* _Assignment_
Provide the data again exactly, including every line that follows.

== Task input

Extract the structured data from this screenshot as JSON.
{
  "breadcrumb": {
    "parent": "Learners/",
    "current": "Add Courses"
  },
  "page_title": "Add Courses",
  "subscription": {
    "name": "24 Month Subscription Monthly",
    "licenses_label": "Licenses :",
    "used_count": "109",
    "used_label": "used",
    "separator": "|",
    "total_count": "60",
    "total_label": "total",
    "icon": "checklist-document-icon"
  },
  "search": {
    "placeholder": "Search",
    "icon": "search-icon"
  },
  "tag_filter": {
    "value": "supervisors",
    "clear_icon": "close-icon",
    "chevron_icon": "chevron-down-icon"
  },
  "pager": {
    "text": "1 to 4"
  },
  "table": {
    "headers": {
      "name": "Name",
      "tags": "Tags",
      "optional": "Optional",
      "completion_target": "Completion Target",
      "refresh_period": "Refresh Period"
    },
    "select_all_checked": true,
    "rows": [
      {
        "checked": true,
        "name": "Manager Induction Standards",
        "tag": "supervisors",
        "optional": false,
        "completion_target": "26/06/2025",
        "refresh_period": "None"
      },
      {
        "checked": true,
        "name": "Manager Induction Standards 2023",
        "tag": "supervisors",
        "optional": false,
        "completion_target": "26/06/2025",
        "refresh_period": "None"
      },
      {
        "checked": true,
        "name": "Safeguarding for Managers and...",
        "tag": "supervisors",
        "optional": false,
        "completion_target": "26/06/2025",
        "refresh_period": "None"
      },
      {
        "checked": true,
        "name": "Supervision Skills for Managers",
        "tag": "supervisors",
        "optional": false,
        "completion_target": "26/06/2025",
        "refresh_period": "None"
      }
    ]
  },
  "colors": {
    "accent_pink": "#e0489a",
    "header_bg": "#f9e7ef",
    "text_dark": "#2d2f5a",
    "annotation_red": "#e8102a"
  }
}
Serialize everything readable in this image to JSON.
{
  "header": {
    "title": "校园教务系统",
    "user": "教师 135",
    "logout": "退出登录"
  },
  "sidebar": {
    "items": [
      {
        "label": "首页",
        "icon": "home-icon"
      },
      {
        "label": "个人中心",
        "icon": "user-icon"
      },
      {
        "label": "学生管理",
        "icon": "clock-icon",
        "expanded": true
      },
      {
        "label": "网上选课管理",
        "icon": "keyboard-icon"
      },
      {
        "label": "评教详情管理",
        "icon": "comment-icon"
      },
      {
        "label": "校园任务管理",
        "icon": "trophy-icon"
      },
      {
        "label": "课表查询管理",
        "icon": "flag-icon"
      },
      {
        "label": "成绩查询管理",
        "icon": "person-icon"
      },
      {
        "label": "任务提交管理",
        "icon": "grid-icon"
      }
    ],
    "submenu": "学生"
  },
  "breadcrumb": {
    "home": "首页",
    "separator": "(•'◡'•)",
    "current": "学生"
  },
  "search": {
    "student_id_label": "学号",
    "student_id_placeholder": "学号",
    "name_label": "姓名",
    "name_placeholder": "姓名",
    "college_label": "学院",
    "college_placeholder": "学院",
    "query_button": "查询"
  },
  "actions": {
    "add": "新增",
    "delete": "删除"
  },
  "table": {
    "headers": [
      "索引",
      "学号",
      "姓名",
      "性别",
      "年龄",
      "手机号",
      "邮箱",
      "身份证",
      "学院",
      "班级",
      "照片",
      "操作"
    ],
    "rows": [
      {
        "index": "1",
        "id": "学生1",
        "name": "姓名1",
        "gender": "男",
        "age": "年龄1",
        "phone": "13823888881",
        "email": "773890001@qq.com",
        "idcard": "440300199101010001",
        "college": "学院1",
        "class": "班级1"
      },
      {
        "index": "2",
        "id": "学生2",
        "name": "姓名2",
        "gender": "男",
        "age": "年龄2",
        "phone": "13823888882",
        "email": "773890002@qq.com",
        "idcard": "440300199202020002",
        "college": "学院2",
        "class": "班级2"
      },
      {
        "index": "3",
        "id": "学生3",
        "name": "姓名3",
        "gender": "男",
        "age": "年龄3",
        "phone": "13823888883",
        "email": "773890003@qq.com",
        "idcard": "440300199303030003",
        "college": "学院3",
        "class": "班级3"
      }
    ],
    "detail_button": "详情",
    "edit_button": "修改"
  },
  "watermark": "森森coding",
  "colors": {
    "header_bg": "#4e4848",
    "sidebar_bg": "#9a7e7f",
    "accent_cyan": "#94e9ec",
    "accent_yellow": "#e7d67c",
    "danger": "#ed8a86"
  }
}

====

* _Task answer_
Extract the structured data from this screenshot as JSON.
{
  "breadcrumb": {
    "parent": "Learners/",
    "current": "Add Courses"
  },
  "page_title": "Add Courses",
  "subscription": {
    "name": "24 Month Subscription Monthly",
    "licenses_label": "Licenses :",
    "used_count": "109",
    "used_label": "used",
    "separator": "|",
    "total_count": "60",
    "total_label": "total",
    "icon": "checklist-document-icon"
  },
  "search": {
    "placeholder": "Search",
    "icon": "search-icon"
  },
  "tag_filter": {
    "value": "supervisors",
    "clear_icon": "close-icon",
    "chevron_icon": "chevron-down-icon"
  },
  "pager": {
    "text": "1 to 4"
  },
  "table": {
    "headers": {
      "name": "Name",
      "tags": "Tags",
      "optional": "Optional",
      "completion_target": "Completion Target",
      "refresh_period": "Refresh Period"
    },
    "select_all_checked": true,
    "rows": [
      {
        "checked": true,
        "name": "Manager Induction Standards",
        "tag": "supervisors",
        "optional": false,
        "completion_target": "26/06/2025",
        "refresh_period": "None"
      },
      {
        "checked": true,
        "name": "Manager Induction Standards 2023",
        "tag": "supervisors",
        "optional": false,
        "completion_target": "26/06/2025",
        "refresh_period": "None"
      },
      {
        "checked": true,
        "name": "Safeguarding for Managers and...",
        "tag": "supervisors",
        "optional": false,
        "completion_target": "26/06/2025",
        "refresh_period": "None"
      },
      {
        "checked": true,
        "name": "Supervision Skills for Managers",
        "tag": "supervisors",
        "optional": false,
        "completion_target": "26/06/2025",
        "refresh_period": "None"
      }
    ]
  },
  "colors": {
    "accent_pink": "#e0489a",
    "header_bg": "#f9e7ef",
    "text_dark": "#2d2f5a",
    "annotation_red": "#e8102a"
  }
}
Serialize everything readable in this image to JSON.
{
  "header": {
    "title": "校园教务系统",
    "user": "教师 135",
    "logout": "退出登录"
  },
  "sidebar": {
    "items": [
      {
        "label": "首页",
        "icon": "home-icon"
      },
      {
        "label": "个人中心",
        "icon": "user-icon"
      },
      {
        "label": "学生管理",
        "icon": "clock-icon",
        "expanded": true
      },
      {
        "label": "网上选课管理",
        "icon": "keyboard-icon"
      },
      {
        "label": "评教详情管理",
        "icon": "comment-icon"
      },
      {
        "label": "校园任务管理",
        "icon": "trophy-icon"
      },
      {
        "label": "课表查询管理",
        "icon": "flag-icon"
      },
      {
        "label": "成绩查询管理",
        "icon": "person-icon"
      },
      {
        "label": "任务提交管理",
        "icon": "grid-icon"
      }
    ],
    "submenu": "学生"
  },
  "breadcrumb": {
    "home": "首页",
    "separator": "(•'◡'•)",
    "current": "学生"
  },
  "search": {
    "student_id_label": "学号",
    "student_id_placeholder": "学号",
    "name_label": "姓名",
    "name_placeholder": "姓名",
    "college_label": "学院",
    "college_placeholder": "学院",
    "query_button": "查询"
  },
  "actions": {
    "add": "新增",
    "delete": "删除"
  },
  "table": {
    "headers": [
      "索引",
      "学号",
      "姓名",
      "性别",
      "年龄",
      "手机号",
      "邮箱",
      "身份证",
      "学院",
      "班级",
      "照片",
      "操作"
    ],
    "rows": [
      {
        "index": "1",
        "id": "学生1",
        "name": "姓名1",
        "gender": "男",
        "age": "年龄1",
        "phone": "13823888881",
        "email": "773890001@qq.com",
        "idcard": "440300199101010001",
        "college": "学院1",
        "class": "班级1"
      },
      {
        "index": "2",
        "id": "学生2",
        "name": "姓名2",
        "gender": "男",
        "age": "年龄2",
        "phone": "13823888882",
        "email": "773890002@qq.com",
        "idcard": "440300199202020002",
        "college": "学院2",
        "class": "班级2"
      },
      {
        "index": "3",
        "id": "学生3",
        "name": "姓名3",
        "gender": "男",
        "age": "年龄3",
        "phone": "13823888883",
        "email": "773890003@qq.com",
        "idcard": "440300199303030003",
        "college": "学院3",
        "class": "班级3"
      }
    ],
    "detail_button": "详情",
    "edit_button": "修改"
  },
  "watermark": "森森coding",
  "colors": {
    "header_bg": "#4e4848",
    "sidebar_bg": "#9a7e7f",
    "accent_cyan": "#94e9ec",
    "accent_yellow": "#e7d67c",
    "danger": "#ed8a86"
  }
}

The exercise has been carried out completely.